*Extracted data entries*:
^^^^^^^^
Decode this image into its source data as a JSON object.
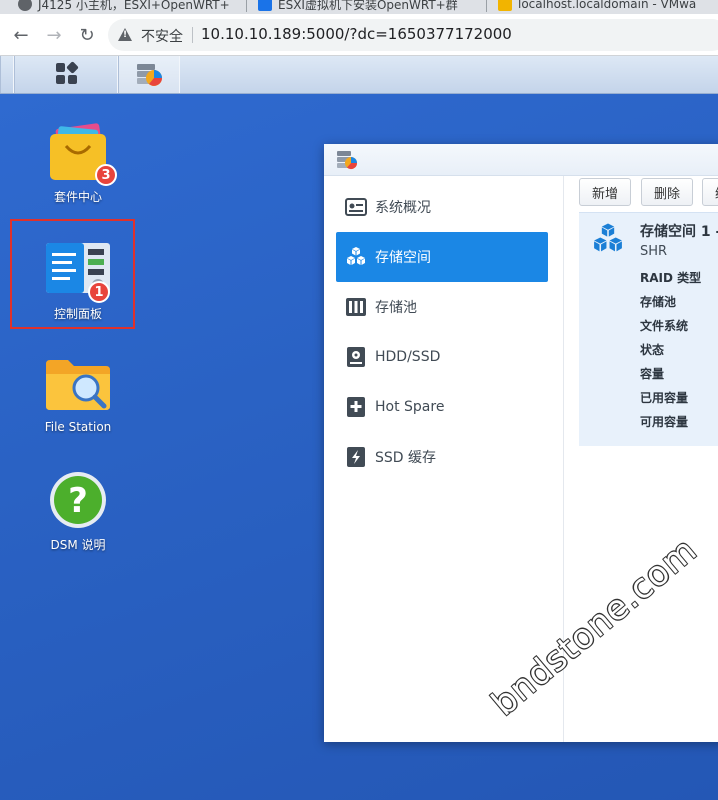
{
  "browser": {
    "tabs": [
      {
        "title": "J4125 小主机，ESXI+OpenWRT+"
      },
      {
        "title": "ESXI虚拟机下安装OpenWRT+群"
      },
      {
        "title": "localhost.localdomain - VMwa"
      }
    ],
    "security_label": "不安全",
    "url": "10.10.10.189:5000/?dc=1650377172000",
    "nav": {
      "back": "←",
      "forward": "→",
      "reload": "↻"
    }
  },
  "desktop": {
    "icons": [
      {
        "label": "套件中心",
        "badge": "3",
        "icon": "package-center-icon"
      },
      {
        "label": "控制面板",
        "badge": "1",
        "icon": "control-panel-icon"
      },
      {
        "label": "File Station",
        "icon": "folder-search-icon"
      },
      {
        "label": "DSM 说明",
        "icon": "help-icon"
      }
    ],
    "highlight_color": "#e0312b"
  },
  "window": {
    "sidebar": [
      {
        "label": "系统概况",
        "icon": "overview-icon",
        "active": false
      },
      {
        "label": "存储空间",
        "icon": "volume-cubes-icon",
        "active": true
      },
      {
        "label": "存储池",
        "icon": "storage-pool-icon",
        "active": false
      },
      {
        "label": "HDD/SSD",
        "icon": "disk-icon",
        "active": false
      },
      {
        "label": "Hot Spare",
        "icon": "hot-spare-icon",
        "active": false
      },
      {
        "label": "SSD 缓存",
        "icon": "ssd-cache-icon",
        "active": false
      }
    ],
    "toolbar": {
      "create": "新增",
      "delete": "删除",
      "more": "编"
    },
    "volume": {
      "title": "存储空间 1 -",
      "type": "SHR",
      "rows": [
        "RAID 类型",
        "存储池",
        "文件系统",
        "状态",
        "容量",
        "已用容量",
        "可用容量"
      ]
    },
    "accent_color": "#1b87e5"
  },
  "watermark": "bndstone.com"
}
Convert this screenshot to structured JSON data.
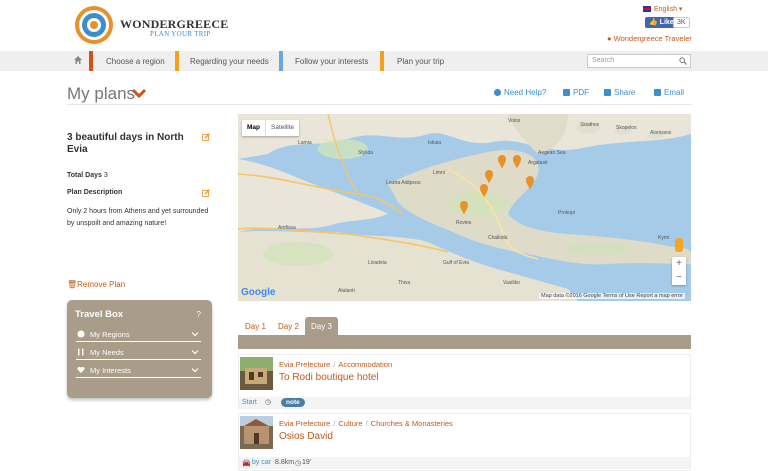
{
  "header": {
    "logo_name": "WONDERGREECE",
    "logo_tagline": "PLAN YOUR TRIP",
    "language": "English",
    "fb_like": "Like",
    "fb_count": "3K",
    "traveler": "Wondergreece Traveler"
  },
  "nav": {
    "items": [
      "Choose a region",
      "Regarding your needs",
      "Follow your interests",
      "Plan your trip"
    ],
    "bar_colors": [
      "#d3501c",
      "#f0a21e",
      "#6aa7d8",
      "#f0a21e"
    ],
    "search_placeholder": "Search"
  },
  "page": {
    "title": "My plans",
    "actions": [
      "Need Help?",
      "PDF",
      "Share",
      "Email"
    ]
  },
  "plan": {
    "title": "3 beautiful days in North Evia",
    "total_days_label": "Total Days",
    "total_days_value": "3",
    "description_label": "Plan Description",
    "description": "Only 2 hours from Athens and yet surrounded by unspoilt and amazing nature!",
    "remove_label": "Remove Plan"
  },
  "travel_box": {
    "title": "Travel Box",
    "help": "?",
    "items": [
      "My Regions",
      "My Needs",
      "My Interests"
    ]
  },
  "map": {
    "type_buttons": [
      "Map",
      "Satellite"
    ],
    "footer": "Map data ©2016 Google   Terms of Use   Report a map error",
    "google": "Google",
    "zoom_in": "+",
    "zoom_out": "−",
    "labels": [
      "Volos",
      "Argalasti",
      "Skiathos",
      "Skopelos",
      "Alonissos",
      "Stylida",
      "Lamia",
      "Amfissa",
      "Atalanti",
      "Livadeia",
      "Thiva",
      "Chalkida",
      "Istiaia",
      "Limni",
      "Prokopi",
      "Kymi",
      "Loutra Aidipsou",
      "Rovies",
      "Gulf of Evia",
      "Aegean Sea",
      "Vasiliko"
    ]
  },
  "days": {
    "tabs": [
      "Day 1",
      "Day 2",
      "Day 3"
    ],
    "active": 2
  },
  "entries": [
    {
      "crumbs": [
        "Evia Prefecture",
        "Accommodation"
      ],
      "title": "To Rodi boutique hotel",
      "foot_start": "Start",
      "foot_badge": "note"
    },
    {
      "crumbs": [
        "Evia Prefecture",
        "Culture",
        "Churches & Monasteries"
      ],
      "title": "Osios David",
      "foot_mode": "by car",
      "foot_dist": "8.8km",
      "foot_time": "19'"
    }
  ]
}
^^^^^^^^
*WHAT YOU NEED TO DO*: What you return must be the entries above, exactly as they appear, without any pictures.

*FINISHED EXERCISE*:
Decode this image into its source data as a JSON object.
{
  "browser": {
    "tabs": [
      {
        "title": "J4125 小主机，ESXI+OpenWRT+"
      },
      {
        "title": "ESXI虚拟机下安装OpenWRT+群"
      },
      {
        "title": "localhost.localdomain - VMwa"
      }
    ],
    "security_label": "不安全",
    "url": "10.10.10.189:5000/?dc=1650377172000",
    "nav": {
      "back": "←",
      "forward": "→",
      "reload": "↻"
    }
  },
  "desktop": {
    "icons": [
      {
        "label": "套件中心",
        "badge": "3",
        "icon": "package-center-icon"
      },
      {
        "label": "控制面板",
        "badge": "1",
        "icon": "control-panel-icon"
      },
      {
        "label": "File Station",
        "icon": "folder-search-icon"
      },
      {
        "label": "DSM 说明",
        "icon": "help-icon"
      }
    ],
    "highlight_color": "#e0312b"
  },
  "window": {
    "sidebar": [
      {
        "label": "系统概况",
        "icon": "overview-icon",
        "active": false
      },
      {
        "label": "存储空间",
        "icon": "volume-cubes-icon",
        "active": true
      },
      {
        "label": "存储池",
        "icon": "storage-pool-icon",
        "active": false
      },
      {
        "label": "HDD/SSD",
        "icon": "disk-icon",
        "active": false
      },
      {
        "label": "Hot Spare",
        "icon": "hot-spare-icon",
        "active": false
      },
      {
        "label": "SSD 缓存",
        "icon": "ssd-cache-icon",
        "active": false
      }
    ],
    "toolbar": {
      "create": "新增",
      "delete": "删除",
      "more": "编"
    },
    "volume": {
      "title": "存储空间 1 -",
      "type": "SHR",
      "rows": [
        "RAID 类型",
        "存储池",
        "文件系统",
        "状态",
        "容量",
        "已用容量",
        "可用容量"
      ]
    },
    "accent_color": "#1b87e5"
  },
  "watermark": "bndstone.com"
}
Convert this screenshot to structured JSON data.
{
  "header": {
    "logo_name": "WONDERGREECE",
    "logo_tagline": "PLAN YOUR TRIP",
    "language": "English",
    "fb_like": "Like",
    "fb_count": "3K",
    "traveler": "Wondergreece Traveler"
  },
  "nav": {
    "items": [
      "Choose a region",
      "Regarding your needs",
      "Follow your interests",
      "Plan your trip"
    ],
    "bar_colors": [
      "#d3501c",
      "#f0a21e",
      "#6aa7d8",
      "#f0a21e"
    ],
    "search_placeholder": "Search"
  },
  "page": {
    "title": "My plans",
    "actions": [
      "Need Help?",
      "PDF",
      "Share",
      "Email"
    ]
  },
  "plan": {
    "title": "3 beautiful days in North Evia",
    "total_days_label": "Total Days",
    "total_days_value": "3",
    "description_label": "Plan Description",
    "description": "Only 2 hours from Athens and yet surrounded by unspoilt and amazing nature!",
    "remove_label": "Remove Plan"
  },
  "travel_box": {
    "title": "Travel Box",
    "help": "?",
    "items": [
      "My Regions",
      "My Needs",
      "My Interests"
    ]
  },
  "map": {
    "type_buttons": [
      "Map",
      "Satellite"
    ],
    "footer": "Map data ©2016 Google   Terms of Use   Report a map error",
    "google": "Google",
    "zoom_in": "+",
    "zoom_out": "−",
    "labels": [
      "Volos",
      "Argalasti",
      "Skiathos",
      "Skopelos",
      "Alonissos",
      "Stylida",
      "Lamia",
      "Amfissa",
      "Atalanti",
      "Livadeia",
      "Thiva",
      "Chalkida",
      "Istiaia",
      "Limni",
      "Prokopi",
      "Kymi",
      "Loutra Aidipsou",
      "Rovies",
      "Gulf of Evia",
      "Aegean Sea",
      "Vasiliko"
    ]
  },
  "days": {
    "tabs": [
      "Day 1",
      "Day 2",
      "Day 3"
    ],
    "active": 2
  },
  "entries": [
    {
      "crumbs": [
        "Evia Prefecture",
        "Accommodation"
      ],
      "title": "To Rodi boutique hotel",
      "foot_start": "Start",
      "foot_badge": "note"
    },
    {
      "crumbs": [
        "Evia Prefecture",
        "Culture",
        "Churches & Monasteries"
      ],
      "title": "Osios David",
      "foot_mode": "by car",
      "foot_dist": "8.8km",
      "foot_time": "19'"
    }
  ]
}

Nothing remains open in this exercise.